"Newly arriving immigrants are likely to settle where there are job opportunities and affordable places to live,” says Ira Mehlman, spokesman for the Federation for American Immigration Reform. “It also dispels one of the key assertions of the immigration enthusiasts [who] often look at the fact that immigrants tend to congregate in areas of the country where the economy is most robust, and conclude that immigration is the cause of economic growth. This study suggests that they are confusing cause and effect.
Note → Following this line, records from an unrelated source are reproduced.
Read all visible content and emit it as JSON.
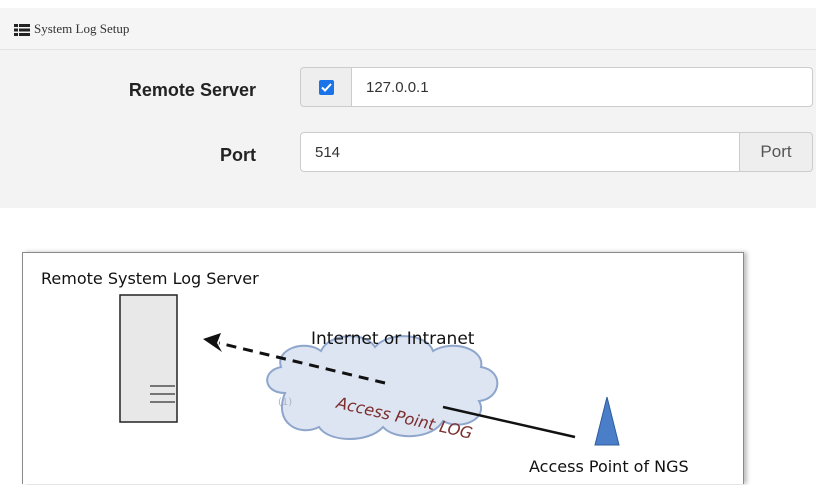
{
  "panel": {
    "title": "System Log Setup",
    "icon": "list-icon"
  },
  "form": {
    "remote_server": {
      "label": "Remote Server",
      "enabled": true,
      "value": "127.0.0.1"
    },
    "port": {
      "label": "Port",
      "value": "514",
      "addon": "Port"
    }
  },
  "diagram": {
    "server_label": "Remote System Log Server",
    "network_label": "Internet or Intranet",
    "log_label": "Access Point LOG",
    "ap_label": "Access Point of NGS",
    "colors": {
      "log_text": "#7b2c2c",
      "access_point": "#4a7ec9",
      "cloud": "#dde4f2"
    }
  }
}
If a robust economy exists, the effect will be an influx of immigrants."
Others point to wider trends. “I’m not sure how much this says about immigration, per se, that immigrants are avoiding – like the rest of us – large cities which are clogged with employment, the cost of living is higher, taxes are higher, and the quality of life is deteriorating,” says Mark Krikorian, executive director of the Center for Immigration Studies in Washington, D.C.
Some immigrants' rights groups say the move to smaller cities makes sense.
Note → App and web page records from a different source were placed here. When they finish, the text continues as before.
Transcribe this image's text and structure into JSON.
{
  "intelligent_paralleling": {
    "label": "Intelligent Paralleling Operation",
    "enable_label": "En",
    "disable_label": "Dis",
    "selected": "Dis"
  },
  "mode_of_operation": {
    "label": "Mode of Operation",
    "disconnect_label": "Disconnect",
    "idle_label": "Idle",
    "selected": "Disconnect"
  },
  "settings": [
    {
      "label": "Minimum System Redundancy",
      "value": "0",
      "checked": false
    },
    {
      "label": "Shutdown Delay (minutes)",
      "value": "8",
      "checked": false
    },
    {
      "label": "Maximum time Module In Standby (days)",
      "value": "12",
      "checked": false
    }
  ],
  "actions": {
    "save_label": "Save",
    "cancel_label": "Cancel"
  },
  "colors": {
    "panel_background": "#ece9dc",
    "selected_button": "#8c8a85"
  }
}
“Given the negative attitudes towards immigrants, the incessant persecution by immigration agents, and the lack of jobs," says Jorge-Mario Cabrera of the Coalition for Humane Immigrant Rights of Los Angeles, “immigrants may believe that smaller cities offer all the right options: a place to live unnoticed, a somewhat welcoming environment, and less competition for lower-paying jobs.”
Still others question whether it’s too soon to draw too many conclusions because of the heated political climate, the recent downturn in the economy, and the coming 2010 census.
“This study is only looking at home ownership and may be overtaken by the next census,” says Karthick Ramakrishnan, who studies immigration patterns and demographics at the University of California, Riverside. “There are many variables that need to be examined because of the push and pull over immigrants – some declaring that they drag the economy down and others saying it props them up.”